Managaging Organizational Change

With falling vehicles sales and high costs, getting their North American operations profitable may be impossible no matter what the union gives. All the UAW has to push back with is a strike. And, strike it may. If the UAW gives up what the car companies want in this round of negotiations, the union will cease to exist as the bargaining force that it has been for decades. The union may decide that it is better to risk dying while defending its workers that to be overrun without a struggle (McIntyre 2012). This particular union took on the Change Manager as Director Image.

According to chapter 2, the director image is based on an image of management as control and of change outcomes as being achievable. It is therefore up to the change manager to direct the organization in particular ways in order to produce the required change. The assumption is that change is a strategic choice that managers make and the survival and general well-being of the organization depends on them. In this particular situation the Managers in charge felt they would fight for what is right, even if that means fighting until the end. The image I feel best facilitates Ford is the Caretaker Image.

In the caretaker image, the (ideal) image of management is still one of control, although the ability to exercise control is severely constrained by a variety of forces, both internally and externally driven, that propel change relatively independent of a manager’s intentions.
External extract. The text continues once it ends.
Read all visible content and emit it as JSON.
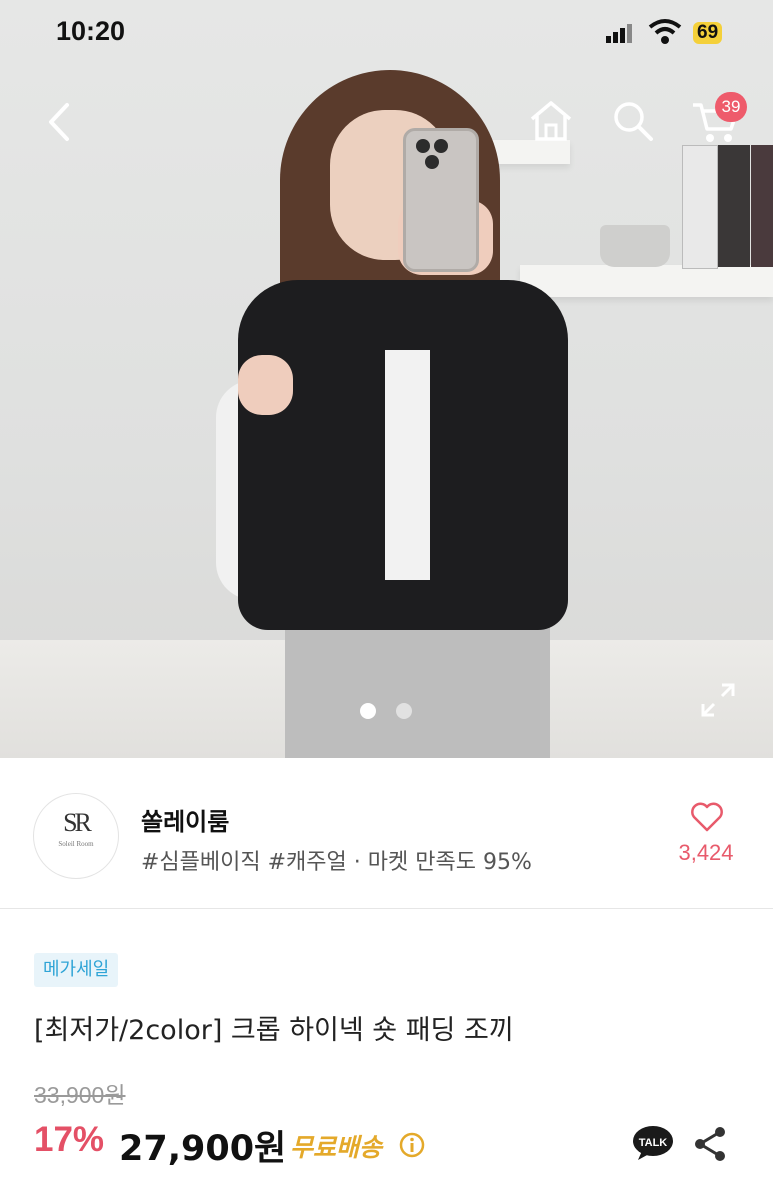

For example, despite the change manager’s best intentions to implement activities to encourage entrepreneurial and innovative behavior, they may feel like this is a continually failing exercise as the organization grows, becomes more bureaucratic, and enacts strategic planning cycles, rules, regulations, and centralized practices.

In this situation, inexorable growth and the issues associated with it are outside the control of any individual manager of change. In this rather pessimistic image, at best managers are caretakers, shepherding their organizations along as best they can. Ford has conflict, turmoil, and uncertainty but is that necessarily a bad thing? I would be more concerned with a company that was “complacent, steady, and overconfident” to use just one set of antonyms. A culture that has a presumption of imperfection can be very stressful.
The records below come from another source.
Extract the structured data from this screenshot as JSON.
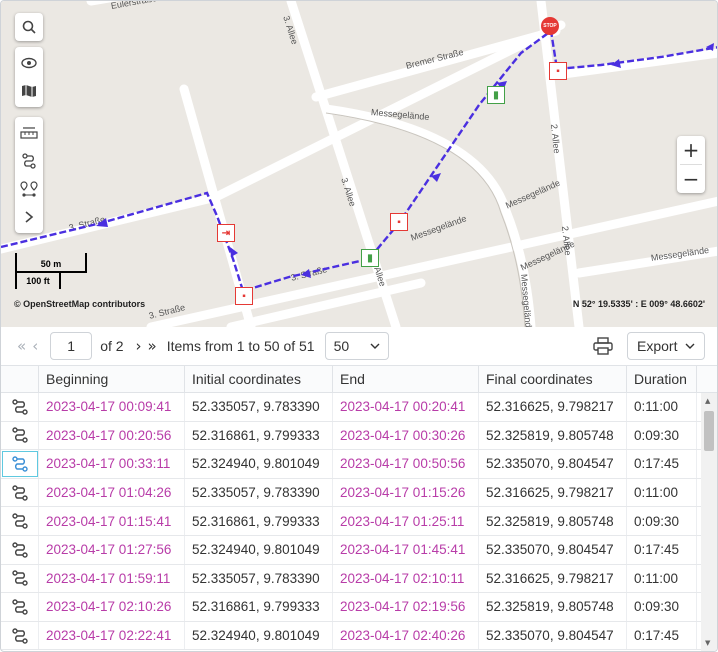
{
  "map": {
    "streets": [
      "Eulerstraße",
      "3. Allee",
      "3. Allee",
      "Bremer Straße",
      "Messegelände",
      "2. Allee",
      "Messegelände",
      "Messegelände",
      "Messegelände",
      "3. Straße",
      "3. Straße",
      "3. Straße",
      "Messegelände",
      "3. Allee",
      "2. Allee",
      "Messegelände"
    ],
    "scale_top": "50 m",
    "scale_bottom": "100 ft",
    "attribution": "© OpenStreetMap contributors",
    "coordinates": "N 52° 19.5335' : E 009° 48.6602'",
    "zoom_in": "+",
    "zoom_out": "−",
    "stop_label": "STOP",
    "track_color": "#4a2fe0",
    "icons": [
      "search-icon",
      "eye-icon",
      "map-icon",
      "ruler-icon",
      "route-icon",
      "pins-icon",
      "chevron-right-icon"
    ]
  },
  "pager": {
    "page": "1",
    "of_pages": "of 2",
    "items_text": "Items from 1 to 50 of 51",
    "per_page": "50",
    "export_label": "Export"
  },
  "table": {
    "columns": [
      "Beginning",
      "Initial coordinates",
      "End",
      "Final coordinates",
      "Duration"
    ],
    "rows": [
      {
        "begin": "2023-04-17 00:09:41",
        "init": "52.335057, 9.783390",
        "end": "2023-04-17 00:20:41",
        "final": "52.316625, 9.798217",
        "dur": "0:11:00"
      },
      {
        "begin": "2023-04-17 00:20:56",
        "init": "52.316861, 9.799333",
        "end": "2023-04-17 00:30:26",
        "final": "52.325819, 9.805748",
        "dur": "0:09:30"
      },
      {
        "begin": "2023-04-17 00:33:11",
        "init": "52.324940, 9.801049",
        "end": "2023-04-17 00:50:56",
        "final": "52.335070, 9.804547",
        "dur": "0:17:45"
      },
      {
        "begin": "2023-04-17 01:04:26",
        "init": "52.335057, 9.783390",
        "end": "2023-04-17 01:15:26",
        "final": "52.316625, 9.798217",
        "dur": "0:11:00"
      },
      {
        "begin": "2023-04-17 01:15:41",
        "init": "52.316861, 9.799333",
        "end": "2023-04-17 01:25:11",
        "final": "52.325819, 9.805748",
        "dur": "0:09:30"
      },
      {
        "begin": "2023-04-17 01:27:56",
        "init": "52.324940, 9.801049",
        "end": "2023-04-17 01:45:41",
        "final": "52.335070, 9.804547",
        "dur": "0:17:45"
      },
      {
        "begin": "2023-04-17 01:59:11",
        "init": "52.335057, 9.783390",
        "end": "2023-04-17 02:10:11",
        "final": "52.316625, 9.798217",
        "dur": "0:11:00"
      },
      {
        "begin": "2023-04-17 02:10:26",
        "init": "52.316861, 9.799333",
        "end": "2023-04-17 02:19:56",
        "final": "52.325819, 9.805748",
        "dur": "0:09:30"
      },
      {
        "begin": "2023-04-17 02:22:41",
        "init": "52.324940, 9.801049",
        "end": "2023-04-17 02:40:26",
        "final": "52.335070, 9.804547",
        "dur": "0:17:45"
      }
    ]
  }
}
That type of stress can be good, and the fear of a cataclysmic industry or market disruption is often what drives the most successful lean manufacturing efforts. Change is hard, you have to really want to change or be scared into doing it. When you possess a caretaker image A lean transformation takes real leadership, and that’s where we see a wide disparity between Ford and GM. On the Ford side we have CEO Alan Mulally who came from Boeing, a company with a very strong lean program. We have some problems with Boeing’s offshoring practices, but much of that is driven by political necessity.

Bottom line is that he understands lean, and just recently visited archrival Toyota with VP Mark Fields. At a private dinner on Wednesday, Ford CEO Alan Mulally told journalists that the recent visit he and Mark Fields made to Toyota’s headquarters was born out of a desire to understand more about the Japanese automaker’s manufacturing and product development processes, which Mulally holds in very high esteem.